» Your task:
Below are some entries. Reproduce them word for word.

[Dataset rows for apps and sites]
┌────────
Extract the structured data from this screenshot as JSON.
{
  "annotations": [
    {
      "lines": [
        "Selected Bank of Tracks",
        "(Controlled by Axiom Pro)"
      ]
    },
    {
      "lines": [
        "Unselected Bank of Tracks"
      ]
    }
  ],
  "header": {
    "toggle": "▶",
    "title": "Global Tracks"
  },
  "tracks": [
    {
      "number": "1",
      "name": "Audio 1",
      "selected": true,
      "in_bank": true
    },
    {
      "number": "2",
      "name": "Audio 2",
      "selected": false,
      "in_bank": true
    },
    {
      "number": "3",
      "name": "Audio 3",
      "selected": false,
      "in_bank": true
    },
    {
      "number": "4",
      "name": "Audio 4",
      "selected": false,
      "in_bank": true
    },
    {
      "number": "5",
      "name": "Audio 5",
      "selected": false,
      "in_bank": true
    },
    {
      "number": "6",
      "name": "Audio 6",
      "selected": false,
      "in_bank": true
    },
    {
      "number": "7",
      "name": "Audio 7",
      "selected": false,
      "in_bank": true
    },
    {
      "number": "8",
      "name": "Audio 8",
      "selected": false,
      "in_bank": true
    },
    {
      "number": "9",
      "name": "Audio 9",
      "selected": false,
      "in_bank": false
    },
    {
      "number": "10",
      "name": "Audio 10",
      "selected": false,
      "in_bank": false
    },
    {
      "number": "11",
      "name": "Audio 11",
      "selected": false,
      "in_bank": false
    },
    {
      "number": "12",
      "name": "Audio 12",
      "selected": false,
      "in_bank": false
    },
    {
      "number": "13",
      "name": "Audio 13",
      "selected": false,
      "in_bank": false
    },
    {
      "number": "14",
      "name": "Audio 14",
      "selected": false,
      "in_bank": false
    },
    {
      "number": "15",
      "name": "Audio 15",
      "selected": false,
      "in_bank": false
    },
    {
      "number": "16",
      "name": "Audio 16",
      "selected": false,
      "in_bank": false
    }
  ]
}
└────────
» Expected answer:
Extract the structured data from this screenshot as JSON.
{
  "annotations": [
    {
      "lines": [
        "Selected Bank of Tracks",
        "(Controlled by Axiom Pro)"
      ]
    },
    {
      "lines": [
        "Unselected Bank of Tracks"
      ]
    }
  ],
  "header": {
    "toggle": "▶",
    "title": "Global Tracks"
  },
  "tracks": [
    {
      "number": "1",
      "name": "Audio 1",
      "selected": true,
      "in_bank": true
    },
    {
      "number": "2",
      "name": "Audio 2",
      "selected": false,
      "in_bank": true
    },
    {
      "number": "3",
      "name": "Audio 3",
      "selected": false,
      "in_bank": true
    },
    {
      "number": "4",
      "name": "Audio 4",
      "selected": false,
      "in_bank": true
    },
    {
      "number": "5",
      "name": "Audio 5",
      "selected": false,
      "in_bank": true
    },
    {
      "number": "6",
      "name": "Audio 6",
      "selected": false,
      "in_bank": true
    },
    {
      "number": "7",
      "name": "Audio 7",
      "selected": false,
      "in_bank": true
    },
    {
      "number": "8",
      "name": "Audio 8",
      "selected": false,
      "in_bank": true
    },
    {
      "number": "9",
      "name": "Audio 9",
      "selected": false,
      "in_bank": false
    },
    {
      "number": "10",
      "name": "Audio 10",
      "selected": false,
      "in_bank": false
    },
    {
      "number": "11",
      "name": "Audio 11",
      "selected": false,
      "in_bank": false
    },
    {
      "number": "12",
      "name": "Audio 12",
      "selected": false,
      "in_bank": false
    },
    {
      "number": "13",
      "name": "Audio 13",
      "selected": false,
      "in_bank": false
    },
    {
      "number": "14",
      "name": "Audio 14",
      "selected": false,
      "in_bank": false
    },
    {
      "number": "15",
      "name": "Audio 15",
      "selected": false,
      "in_bank": false
    },
    {
      "number": "16",
      "name": "Audio 16",
      "selected": false,
      "in_bank": false
    }
  ]
}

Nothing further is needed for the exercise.